Determine the number of lines in the listing below in which the word "window" is present, and state it without comment.
>>>>>
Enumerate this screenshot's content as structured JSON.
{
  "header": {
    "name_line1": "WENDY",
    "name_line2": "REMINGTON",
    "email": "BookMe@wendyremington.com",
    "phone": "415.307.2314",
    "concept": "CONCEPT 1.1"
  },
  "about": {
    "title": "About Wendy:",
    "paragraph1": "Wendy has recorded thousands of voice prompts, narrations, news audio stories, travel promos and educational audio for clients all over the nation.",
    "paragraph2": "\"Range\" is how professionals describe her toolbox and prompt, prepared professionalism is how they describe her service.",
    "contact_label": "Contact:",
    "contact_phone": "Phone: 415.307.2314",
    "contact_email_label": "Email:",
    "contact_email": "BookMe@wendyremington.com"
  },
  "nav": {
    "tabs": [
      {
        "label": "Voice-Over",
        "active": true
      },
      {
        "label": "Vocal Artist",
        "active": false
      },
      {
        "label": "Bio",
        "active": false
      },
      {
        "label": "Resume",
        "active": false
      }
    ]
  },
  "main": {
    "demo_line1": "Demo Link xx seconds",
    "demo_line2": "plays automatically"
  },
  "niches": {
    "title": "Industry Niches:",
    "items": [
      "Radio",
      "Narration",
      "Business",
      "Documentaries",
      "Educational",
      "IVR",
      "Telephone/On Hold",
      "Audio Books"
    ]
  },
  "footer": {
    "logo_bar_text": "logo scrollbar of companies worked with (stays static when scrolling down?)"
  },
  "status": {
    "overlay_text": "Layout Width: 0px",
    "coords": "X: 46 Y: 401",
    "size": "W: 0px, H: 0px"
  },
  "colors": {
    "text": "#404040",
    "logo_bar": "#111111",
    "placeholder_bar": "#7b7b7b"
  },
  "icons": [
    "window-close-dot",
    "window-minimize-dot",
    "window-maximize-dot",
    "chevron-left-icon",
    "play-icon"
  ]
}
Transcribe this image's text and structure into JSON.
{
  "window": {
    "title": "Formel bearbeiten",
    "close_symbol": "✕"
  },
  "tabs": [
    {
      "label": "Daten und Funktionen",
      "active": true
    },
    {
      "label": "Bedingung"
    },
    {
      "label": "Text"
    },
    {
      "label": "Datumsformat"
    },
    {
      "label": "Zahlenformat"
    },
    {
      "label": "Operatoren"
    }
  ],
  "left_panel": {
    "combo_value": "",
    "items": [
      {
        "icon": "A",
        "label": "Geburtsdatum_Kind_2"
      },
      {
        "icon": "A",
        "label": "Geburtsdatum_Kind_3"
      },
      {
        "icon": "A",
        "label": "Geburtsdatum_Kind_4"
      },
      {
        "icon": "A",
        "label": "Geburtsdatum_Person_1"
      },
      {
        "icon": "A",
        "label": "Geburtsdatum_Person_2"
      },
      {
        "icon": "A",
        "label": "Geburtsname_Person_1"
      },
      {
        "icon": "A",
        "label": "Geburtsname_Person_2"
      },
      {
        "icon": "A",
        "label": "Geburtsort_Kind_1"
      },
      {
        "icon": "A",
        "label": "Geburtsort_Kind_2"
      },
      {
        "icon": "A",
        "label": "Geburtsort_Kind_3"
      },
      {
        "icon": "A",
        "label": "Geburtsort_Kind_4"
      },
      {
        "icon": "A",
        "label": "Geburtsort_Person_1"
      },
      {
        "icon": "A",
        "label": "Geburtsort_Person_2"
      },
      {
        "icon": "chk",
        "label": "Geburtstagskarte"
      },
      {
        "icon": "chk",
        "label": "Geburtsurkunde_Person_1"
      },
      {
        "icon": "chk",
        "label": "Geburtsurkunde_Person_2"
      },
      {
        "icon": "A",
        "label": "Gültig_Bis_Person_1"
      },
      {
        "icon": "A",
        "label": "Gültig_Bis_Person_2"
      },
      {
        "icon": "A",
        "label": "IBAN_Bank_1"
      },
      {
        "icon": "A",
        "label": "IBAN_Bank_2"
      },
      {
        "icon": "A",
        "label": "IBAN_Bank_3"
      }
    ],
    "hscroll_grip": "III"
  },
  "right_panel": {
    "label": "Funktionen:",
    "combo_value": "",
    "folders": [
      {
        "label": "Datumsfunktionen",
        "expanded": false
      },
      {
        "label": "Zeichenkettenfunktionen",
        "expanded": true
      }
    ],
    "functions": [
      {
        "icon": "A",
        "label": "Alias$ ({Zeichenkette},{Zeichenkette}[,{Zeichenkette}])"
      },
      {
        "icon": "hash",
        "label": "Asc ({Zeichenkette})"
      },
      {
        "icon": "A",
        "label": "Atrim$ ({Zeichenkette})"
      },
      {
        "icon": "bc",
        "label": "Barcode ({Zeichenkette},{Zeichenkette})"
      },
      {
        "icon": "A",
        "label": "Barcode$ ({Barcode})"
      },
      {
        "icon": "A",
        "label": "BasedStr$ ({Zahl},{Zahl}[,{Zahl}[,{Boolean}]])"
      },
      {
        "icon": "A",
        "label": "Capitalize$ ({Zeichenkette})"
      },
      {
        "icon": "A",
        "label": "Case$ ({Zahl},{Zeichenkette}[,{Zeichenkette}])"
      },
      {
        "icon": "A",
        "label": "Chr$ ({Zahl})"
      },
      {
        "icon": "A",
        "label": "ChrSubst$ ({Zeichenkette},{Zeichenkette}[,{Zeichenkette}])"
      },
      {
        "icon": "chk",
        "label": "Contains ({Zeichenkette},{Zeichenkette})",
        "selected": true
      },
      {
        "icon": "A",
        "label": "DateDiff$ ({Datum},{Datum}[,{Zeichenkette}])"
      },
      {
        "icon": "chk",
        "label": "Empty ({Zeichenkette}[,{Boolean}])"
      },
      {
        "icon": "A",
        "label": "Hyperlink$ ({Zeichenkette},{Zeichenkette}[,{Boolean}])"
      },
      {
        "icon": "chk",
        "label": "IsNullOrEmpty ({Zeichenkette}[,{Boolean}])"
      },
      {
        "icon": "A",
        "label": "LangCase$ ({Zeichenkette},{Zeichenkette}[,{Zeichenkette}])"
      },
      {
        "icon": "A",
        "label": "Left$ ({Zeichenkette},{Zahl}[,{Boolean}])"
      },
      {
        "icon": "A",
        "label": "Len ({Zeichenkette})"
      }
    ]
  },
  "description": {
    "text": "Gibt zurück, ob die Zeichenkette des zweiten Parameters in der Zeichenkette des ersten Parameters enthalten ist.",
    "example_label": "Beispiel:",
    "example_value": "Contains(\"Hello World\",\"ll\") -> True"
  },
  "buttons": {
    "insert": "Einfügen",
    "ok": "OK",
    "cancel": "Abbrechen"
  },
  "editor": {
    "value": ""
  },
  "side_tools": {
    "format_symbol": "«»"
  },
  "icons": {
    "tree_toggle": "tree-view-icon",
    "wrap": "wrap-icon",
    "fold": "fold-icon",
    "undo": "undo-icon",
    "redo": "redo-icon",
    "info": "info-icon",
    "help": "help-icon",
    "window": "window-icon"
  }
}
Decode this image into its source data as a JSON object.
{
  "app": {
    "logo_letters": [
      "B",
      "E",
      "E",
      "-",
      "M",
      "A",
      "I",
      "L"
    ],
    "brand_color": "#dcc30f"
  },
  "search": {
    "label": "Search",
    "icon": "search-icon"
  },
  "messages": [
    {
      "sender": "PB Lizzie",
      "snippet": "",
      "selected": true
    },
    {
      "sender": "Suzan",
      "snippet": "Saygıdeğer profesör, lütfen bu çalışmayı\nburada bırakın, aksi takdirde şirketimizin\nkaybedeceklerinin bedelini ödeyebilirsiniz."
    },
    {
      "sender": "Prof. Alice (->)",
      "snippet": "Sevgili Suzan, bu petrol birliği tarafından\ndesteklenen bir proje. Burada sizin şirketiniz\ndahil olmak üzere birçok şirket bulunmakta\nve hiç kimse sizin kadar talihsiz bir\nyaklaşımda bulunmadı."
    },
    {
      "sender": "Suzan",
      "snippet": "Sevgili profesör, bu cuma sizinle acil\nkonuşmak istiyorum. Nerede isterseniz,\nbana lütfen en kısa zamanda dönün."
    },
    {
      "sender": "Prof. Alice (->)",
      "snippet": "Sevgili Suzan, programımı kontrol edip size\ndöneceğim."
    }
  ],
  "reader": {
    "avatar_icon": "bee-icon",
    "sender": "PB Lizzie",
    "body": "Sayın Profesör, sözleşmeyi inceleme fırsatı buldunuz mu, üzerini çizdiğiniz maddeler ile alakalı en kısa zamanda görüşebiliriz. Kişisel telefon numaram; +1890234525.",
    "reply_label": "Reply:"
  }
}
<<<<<
Result of the task: 5